New Title on Nanotechnology

Title: Strategic plan for NIOSH nanotechnology research and guidance
Author: Lang, Martin W.
Call number: T174.7.S898
Availability: Click here

Synopsis:
Nanotechnology is the manipulation of matter on a near-atomic scale to produce new structures, materials, and devices. This technology has the ability to transform many industries and will have numerous applications to areas ranging from medicine to manufacturing. Research in nanoscale technologies is growing rapidly world-wide. By 2015, the National Science Foundation estimates that nanotechnology will have a $1 trillion impact on the global economy and employ 2 million workers, 1 million of which may be in the United States. Nanomaterials may present new challenges to understanding, predicting, and managing potential health risks to workers. [As taken from book cover]

New Title on Nanotechnology

Title: Applied nanotechnology : the conversion of research results to products
Author: Ramsden, Jeremy
Call number: T174.7.R182
Availability: Click here

Synopsis:
An overview of nanotechnology that encompasses scientific, technological, economic and social issues – investigating the potential of nanotechnology to transform whole sectors of industry from healthcare to energy. Jeremy Ramsden provides a blueprint for those involved in the commercialization of nanotechnology. [As taken from book cover]

New Title on Nanotechnology

Title: Nanosciences : the invisible revolution
Author: Joachim, C.
Call number: T174.7.J62
Availability: Click here

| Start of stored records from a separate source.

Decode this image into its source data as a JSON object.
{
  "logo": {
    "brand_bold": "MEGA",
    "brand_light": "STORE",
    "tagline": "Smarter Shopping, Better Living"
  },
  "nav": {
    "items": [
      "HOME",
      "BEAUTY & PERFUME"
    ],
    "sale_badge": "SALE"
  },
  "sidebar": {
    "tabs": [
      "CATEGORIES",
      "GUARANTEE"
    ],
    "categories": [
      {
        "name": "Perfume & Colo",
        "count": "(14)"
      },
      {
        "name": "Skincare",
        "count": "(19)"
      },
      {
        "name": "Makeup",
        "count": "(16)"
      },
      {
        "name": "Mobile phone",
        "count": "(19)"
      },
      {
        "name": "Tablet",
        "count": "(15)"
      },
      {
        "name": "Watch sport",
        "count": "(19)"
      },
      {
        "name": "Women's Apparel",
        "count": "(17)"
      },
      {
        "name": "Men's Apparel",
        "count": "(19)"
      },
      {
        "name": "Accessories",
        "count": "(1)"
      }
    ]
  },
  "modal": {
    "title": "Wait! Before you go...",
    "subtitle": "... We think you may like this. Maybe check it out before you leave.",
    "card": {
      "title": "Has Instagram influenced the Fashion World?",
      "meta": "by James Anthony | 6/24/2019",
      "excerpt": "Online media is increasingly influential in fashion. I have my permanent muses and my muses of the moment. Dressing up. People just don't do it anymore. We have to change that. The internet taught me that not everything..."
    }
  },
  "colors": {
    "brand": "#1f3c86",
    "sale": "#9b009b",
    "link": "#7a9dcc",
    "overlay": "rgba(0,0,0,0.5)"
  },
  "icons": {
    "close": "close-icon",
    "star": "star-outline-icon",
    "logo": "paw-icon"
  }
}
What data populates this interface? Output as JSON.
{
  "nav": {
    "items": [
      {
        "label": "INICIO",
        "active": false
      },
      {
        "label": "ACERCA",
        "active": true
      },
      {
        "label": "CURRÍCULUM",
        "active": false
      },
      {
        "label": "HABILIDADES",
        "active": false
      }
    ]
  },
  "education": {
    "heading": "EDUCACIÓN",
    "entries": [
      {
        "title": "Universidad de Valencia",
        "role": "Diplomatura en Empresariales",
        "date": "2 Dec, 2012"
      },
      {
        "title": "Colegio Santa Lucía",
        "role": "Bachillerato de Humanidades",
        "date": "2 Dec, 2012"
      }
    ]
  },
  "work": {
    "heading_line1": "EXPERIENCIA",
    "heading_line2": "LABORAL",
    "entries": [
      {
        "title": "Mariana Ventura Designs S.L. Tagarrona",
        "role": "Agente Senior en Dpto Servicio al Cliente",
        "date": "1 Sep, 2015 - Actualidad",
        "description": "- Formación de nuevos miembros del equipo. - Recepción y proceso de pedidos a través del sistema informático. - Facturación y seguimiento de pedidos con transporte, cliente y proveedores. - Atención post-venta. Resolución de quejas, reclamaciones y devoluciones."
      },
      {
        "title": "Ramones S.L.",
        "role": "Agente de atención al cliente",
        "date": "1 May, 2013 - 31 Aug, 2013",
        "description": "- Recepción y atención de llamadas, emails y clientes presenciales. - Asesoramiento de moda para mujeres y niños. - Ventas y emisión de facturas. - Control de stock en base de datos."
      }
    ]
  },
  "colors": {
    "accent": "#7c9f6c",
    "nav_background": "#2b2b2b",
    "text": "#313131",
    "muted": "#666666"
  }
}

Synopsis:
The nanosciences and their companion nanotechnologies are a hot topic all around the world. For some, they promise developments ranging from nanobots to revolutionary new materials. For others, they raise the specter of Big Brother and of atomically modified organisms (AMOs). This book is a counterbalance to spin and paranoia alike, asking us to consider what the nanosciences really are. Nanosciences are not just a branch of materials sciences, a common misrepresentation fostered in the funding wars. Nor should nanotechnology be confused with miniaturization, a convergence of microelectronics, biotechnology and lab-on-chip techniques. These misconceptions arise from a well-orchestrated US policy dating from the mid-1990s, in which the instrument that lies at the heart of the true nanoscience revolution the scanning tunneling microscope (STM) plays just a minor part. These issues are covered here for the first time in a book by a scientist who holds two Feynman prizes in nanotechnology and who has played a significant role in the birth of the nanosciences. Writing from the cutting edge and with an understanding of the real nature of nanoscience, the author provides a scientific and historical perspective on the subject, a response to the misplaced ethical concerns of objectors and to the scaremongering of the popular press. [As taken from book cover]